    Good article. Great work, Rudy.

    - Karl Schroeder

  • http://www.artformfunction.com Michael Crumpton

    I suspect that the long tail model still works, but that it is a very bumpy tail.
    You might go for months without a sale/view and then someone who knows someone that writes for BoingBoing or some other high profile blog mentions your work in passing and there is a flurry of interest for a couple of weeks or so and then things settle down again. Maybe one secret to having a robust tail is to try to have works available that have a wide range of interests that would attract vectors from all kinds of venues. It is possible that having coalitions of artists/otherfolks with diverging interests but some commonalities banding/blogging together would be the best strategy for attracting attention (actually BoingBoing is a good example) on a more frequent schedule. In a funny way it is sort of like the old album/single strategy of the record companies in how people are sucked into buying the album by the one thing that they are familiar with.
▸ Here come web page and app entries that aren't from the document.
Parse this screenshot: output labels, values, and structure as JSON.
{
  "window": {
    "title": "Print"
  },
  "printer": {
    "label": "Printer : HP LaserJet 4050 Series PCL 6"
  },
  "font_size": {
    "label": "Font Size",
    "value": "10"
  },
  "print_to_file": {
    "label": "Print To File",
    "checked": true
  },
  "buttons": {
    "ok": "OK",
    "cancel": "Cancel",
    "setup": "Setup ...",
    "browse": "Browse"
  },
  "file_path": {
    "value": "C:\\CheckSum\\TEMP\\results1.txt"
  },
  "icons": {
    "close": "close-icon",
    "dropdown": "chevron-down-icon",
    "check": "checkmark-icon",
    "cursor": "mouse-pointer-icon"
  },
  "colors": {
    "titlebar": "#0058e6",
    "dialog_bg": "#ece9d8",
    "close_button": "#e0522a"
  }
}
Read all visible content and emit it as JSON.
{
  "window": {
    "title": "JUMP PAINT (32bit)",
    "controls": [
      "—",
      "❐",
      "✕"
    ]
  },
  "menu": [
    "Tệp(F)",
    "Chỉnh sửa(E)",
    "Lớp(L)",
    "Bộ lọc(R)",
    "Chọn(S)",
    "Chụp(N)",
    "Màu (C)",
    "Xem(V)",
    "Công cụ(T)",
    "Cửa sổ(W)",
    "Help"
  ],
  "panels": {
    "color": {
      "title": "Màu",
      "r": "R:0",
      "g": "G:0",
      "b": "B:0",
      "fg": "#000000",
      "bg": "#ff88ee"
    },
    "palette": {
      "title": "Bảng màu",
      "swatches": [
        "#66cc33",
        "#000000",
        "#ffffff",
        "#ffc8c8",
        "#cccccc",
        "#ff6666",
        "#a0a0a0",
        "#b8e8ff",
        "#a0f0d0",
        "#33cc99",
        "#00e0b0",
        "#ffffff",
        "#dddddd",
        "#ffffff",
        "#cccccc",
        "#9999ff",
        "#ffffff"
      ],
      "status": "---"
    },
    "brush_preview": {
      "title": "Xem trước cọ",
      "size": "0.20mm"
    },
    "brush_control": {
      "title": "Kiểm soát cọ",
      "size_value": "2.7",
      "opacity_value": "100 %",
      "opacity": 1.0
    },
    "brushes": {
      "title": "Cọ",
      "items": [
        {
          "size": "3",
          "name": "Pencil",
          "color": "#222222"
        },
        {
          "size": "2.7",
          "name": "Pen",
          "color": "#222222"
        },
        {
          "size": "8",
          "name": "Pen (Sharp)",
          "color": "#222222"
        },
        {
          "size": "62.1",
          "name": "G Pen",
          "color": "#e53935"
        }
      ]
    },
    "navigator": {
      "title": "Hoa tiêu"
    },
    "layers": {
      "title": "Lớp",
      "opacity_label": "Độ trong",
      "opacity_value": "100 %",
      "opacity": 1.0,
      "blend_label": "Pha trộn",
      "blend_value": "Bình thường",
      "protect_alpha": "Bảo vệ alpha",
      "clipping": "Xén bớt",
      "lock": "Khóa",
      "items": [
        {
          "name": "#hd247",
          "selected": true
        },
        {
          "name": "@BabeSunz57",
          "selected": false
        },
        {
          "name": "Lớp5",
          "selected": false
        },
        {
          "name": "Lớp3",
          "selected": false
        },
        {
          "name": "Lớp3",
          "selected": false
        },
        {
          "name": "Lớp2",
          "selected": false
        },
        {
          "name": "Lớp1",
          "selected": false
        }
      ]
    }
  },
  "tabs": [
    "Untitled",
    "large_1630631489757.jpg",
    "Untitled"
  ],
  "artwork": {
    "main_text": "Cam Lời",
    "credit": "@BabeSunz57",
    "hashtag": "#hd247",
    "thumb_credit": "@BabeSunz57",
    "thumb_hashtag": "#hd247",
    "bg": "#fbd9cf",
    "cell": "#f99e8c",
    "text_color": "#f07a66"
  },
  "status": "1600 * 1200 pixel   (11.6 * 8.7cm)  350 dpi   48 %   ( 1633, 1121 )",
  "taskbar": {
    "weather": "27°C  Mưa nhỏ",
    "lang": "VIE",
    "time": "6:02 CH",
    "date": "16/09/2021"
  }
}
    Regarding giving away your ebooks, I noticed when Cory Doctrow put out his “little brother” ebook that he had a little blurb for each of his favorite bookstore at the beginning of each chapter. I did not find it obnoxious or distracting (in spite of the fact that none of the bookstores were local to me), and I think that the fact that I remember it months later makes me think it was at least as effective as other sorts of advertising. It would be interesting to see if the bookstores noticed any effect. The interstitial commercial served the broadcast industry well for decades, even after the invention of the VCR.

    BTW I like your books a lot, and I am looking forward to seeing your paintings.